Baby sun shows signs of windy weather
Read time: 3 minutes
Astronomers have detected windy weather around a baby star. The star is like a newborn version of our own sun. It is surrounded by a flat, rotating disk of gas and dust.
In the future, the gas and dust in this disk may clump together into planets. Unless it is being blown away by some kind of wind. And that’s just what the astronomers seem to have detected, using the Atacama Large Millimeter/submillimeter Array (ALMA).
On Earth, a strong wind means that air is moving rapidly from one place to another. In space, it’s more or less the same. Normally, the gas around a baby sun sits in a nice, circular disk. But if some of the gas is moving away from this disk, it means something is blowing it into space. So if you find gas where it doesn’t belong, you have discovered windy weather around the star.

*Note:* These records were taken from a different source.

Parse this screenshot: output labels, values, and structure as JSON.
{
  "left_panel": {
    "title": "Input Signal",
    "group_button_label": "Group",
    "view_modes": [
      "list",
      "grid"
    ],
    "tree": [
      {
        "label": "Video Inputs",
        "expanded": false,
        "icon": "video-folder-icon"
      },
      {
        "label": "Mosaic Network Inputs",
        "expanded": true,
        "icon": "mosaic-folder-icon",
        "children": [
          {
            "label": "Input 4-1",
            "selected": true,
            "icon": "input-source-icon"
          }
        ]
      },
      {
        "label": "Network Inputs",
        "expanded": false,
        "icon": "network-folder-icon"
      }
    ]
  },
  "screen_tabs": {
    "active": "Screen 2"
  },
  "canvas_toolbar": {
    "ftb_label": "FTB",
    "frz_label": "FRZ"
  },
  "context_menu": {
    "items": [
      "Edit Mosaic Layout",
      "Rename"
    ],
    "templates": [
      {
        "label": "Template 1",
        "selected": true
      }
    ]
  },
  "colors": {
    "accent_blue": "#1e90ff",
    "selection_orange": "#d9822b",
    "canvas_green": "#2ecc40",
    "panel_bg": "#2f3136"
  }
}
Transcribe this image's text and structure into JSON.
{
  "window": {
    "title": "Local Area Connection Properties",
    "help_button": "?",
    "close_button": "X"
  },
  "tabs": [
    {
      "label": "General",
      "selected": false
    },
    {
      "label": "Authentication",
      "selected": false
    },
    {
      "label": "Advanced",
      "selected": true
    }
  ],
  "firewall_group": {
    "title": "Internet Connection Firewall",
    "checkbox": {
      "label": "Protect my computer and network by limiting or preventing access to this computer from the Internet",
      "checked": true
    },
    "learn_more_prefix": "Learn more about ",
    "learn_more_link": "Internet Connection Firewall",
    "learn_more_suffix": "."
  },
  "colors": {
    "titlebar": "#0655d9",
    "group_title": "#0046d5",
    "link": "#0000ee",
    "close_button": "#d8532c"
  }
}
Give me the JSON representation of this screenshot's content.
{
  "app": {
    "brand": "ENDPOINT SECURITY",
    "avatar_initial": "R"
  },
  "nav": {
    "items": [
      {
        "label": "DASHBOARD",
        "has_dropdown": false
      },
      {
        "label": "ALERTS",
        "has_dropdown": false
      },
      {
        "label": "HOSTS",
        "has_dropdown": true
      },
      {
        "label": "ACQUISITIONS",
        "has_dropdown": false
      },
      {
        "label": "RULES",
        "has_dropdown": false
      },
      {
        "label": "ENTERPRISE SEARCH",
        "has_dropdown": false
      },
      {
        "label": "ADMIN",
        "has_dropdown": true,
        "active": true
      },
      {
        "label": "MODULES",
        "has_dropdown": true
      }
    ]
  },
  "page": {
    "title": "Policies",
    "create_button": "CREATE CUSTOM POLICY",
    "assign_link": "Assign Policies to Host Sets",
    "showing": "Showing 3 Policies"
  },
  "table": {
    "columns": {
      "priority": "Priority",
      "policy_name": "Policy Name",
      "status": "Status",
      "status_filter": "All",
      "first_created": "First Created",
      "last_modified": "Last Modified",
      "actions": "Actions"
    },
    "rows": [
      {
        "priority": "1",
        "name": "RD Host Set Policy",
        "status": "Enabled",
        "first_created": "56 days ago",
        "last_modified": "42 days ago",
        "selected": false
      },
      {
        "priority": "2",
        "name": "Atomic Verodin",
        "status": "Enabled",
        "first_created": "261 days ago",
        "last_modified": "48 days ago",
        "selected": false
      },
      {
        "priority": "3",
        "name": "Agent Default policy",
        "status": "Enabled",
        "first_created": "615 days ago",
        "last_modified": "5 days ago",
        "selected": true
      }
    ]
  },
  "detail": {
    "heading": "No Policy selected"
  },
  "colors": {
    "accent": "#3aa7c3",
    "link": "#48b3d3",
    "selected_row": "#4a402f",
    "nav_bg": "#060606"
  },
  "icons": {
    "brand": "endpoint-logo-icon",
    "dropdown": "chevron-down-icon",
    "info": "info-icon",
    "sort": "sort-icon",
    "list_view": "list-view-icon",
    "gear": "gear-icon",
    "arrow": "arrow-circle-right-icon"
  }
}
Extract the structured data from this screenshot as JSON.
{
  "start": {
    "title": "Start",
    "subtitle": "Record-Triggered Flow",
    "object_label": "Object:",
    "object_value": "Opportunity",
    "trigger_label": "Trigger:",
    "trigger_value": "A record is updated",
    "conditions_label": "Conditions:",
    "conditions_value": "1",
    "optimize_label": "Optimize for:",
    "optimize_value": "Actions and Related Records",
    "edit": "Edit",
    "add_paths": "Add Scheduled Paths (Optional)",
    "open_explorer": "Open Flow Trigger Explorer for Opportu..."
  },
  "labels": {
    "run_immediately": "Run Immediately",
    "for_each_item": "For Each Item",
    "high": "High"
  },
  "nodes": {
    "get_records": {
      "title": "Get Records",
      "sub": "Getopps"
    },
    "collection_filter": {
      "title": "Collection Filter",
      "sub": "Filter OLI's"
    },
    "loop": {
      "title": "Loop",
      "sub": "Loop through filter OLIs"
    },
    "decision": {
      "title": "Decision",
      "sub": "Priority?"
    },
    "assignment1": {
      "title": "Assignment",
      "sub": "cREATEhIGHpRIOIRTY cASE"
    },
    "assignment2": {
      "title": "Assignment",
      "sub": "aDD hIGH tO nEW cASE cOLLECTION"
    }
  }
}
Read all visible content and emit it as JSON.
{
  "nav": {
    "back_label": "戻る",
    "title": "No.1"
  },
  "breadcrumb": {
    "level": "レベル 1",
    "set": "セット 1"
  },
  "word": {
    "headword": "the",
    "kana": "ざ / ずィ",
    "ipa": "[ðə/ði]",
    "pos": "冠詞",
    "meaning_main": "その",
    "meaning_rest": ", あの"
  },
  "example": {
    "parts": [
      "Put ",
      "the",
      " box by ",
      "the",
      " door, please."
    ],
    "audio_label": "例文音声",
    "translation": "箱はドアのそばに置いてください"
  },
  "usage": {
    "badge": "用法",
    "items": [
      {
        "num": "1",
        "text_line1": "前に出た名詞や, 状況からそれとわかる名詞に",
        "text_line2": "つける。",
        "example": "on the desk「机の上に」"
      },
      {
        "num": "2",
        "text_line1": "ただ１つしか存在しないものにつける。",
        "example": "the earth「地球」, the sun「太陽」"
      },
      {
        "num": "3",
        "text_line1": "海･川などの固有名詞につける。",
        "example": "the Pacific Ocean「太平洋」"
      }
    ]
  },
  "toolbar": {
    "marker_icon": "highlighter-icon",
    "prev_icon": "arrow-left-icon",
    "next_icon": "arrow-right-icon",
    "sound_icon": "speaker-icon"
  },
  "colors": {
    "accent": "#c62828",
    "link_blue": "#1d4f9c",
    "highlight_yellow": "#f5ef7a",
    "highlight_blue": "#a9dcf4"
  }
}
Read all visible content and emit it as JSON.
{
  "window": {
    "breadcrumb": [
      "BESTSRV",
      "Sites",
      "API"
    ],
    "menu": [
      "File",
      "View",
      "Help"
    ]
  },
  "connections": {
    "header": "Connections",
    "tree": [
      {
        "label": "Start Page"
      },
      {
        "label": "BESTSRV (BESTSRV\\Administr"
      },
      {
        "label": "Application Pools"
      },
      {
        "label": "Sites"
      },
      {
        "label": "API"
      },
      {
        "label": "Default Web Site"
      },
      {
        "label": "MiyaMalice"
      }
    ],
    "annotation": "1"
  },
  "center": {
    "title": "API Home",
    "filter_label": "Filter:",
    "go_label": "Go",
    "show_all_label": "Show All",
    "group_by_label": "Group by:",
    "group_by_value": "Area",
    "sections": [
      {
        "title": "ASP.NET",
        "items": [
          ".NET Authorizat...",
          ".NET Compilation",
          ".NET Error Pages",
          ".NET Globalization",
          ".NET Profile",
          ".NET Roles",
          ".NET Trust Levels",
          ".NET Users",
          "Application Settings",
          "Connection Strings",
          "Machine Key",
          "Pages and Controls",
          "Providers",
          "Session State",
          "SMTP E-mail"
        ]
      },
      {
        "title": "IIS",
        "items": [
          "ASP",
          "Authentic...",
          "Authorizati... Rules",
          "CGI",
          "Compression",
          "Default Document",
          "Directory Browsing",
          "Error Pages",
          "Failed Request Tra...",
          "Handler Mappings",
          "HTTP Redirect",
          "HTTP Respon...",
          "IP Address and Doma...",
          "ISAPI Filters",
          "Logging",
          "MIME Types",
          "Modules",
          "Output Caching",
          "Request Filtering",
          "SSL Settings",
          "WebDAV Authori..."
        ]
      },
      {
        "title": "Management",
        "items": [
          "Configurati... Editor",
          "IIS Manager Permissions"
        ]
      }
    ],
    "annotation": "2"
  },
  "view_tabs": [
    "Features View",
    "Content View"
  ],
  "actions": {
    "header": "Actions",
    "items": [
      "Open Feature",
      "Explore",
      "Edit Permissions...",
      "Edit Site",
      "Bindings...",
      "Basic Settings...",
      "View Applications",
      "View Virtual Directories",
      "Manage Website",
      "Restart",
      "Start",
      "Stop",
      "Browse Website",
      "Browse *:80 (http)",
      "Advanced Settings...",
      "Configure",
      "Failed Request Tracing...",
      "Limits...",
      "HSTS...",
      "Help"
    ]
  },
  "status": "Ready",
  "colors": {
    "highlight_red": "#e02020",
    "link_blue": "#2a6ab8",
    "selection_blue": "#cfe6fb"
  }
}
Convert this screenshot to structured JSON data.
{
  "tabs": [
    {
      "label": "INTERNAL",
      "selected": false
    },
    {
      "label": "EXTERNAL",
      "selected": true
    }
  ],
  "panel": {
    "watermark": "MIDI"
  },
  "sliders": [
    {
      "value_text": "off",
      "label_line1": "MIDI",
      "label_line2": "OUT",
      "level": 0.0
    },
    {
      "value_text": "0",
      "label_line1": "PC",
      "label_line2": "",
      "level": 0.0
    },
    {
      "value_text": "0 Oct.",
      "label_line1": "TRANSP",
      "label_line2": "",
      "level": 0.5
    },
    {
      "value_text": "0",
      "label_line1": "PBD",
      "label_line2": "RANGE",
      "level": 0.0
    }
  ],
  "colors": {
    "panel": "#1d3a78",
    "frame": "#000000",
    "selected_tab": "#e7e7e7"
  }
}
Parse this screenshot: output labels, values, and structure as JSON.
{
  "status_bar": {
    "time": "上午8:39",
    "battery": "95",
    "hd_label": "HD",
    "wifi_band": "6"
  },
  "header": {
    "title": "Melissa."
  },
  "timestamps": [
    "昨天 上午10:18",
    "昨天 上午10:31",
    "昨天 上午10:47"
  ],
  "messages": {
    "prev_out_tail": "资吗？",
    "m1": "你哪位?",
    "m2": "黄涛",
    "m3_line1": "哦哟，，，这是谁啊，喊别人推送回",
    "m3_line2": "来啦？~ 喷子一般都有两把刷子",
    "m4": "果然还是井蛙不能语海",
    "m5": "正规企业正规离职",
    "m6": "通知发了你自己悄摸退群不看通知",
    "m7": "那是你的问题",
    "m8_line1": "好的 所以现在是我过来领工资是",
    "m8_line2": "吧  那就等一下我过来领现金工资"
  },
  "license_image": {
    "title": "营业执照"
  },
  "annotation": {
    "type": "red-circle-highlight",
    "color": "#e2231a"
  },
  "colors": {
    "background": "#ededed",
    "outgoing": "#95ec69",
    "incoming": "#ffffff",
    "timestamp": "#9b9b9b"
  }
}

Astronomers already thought that some baby stars might show strong winds. Some of the disks glow bright at infrared wavelengths (‘heat’ radiation) – just what you would expect if they were stirred up by strong winds. But no one could be really sure: most baby stars are too far away to actually see if gas is being blown out of their disk.
ALMA, however, is big enough to study the disks in detail. In one case, it has indeed found that gas is moving away, out of the disk of a newborn star. It’s an important discovery: if the disk is being stirred up and if it’s losing gas, this may affect the formation of planets. Maybe there won’t be enough gas left for the birth of giant planets like Jupiter.
There’s one remaining mystery, though. The astronomers are not really hundred percent sure if they have discovered windy weather. The star that they studied is part of a binary system. So maybe the gas is being pulled away by the gravity of the companion star, in stead of being blown away by a wind.
Future studies of this interesting star, and of other baby suns that glow bright in the infrared, may solve the issue once and for all.
The ‘windy’ baby sun is a so-called T Tauri star, known as AS 205 N. It is part of a star-forming region in the constellation Ophiuchus (the Serpent Bearer), at a distance of 407 lightyears. The companion star is known as AS 205 S (N and S denote north and south).
The observations were carried out by a team of astronomers from the United States and Chili, led by Colette Salyk of the National Optical Astronomy Observatory (NOAO) in Tucson, Arizona. Salyk and her colleagues have published their results in The Astrophysical Journal.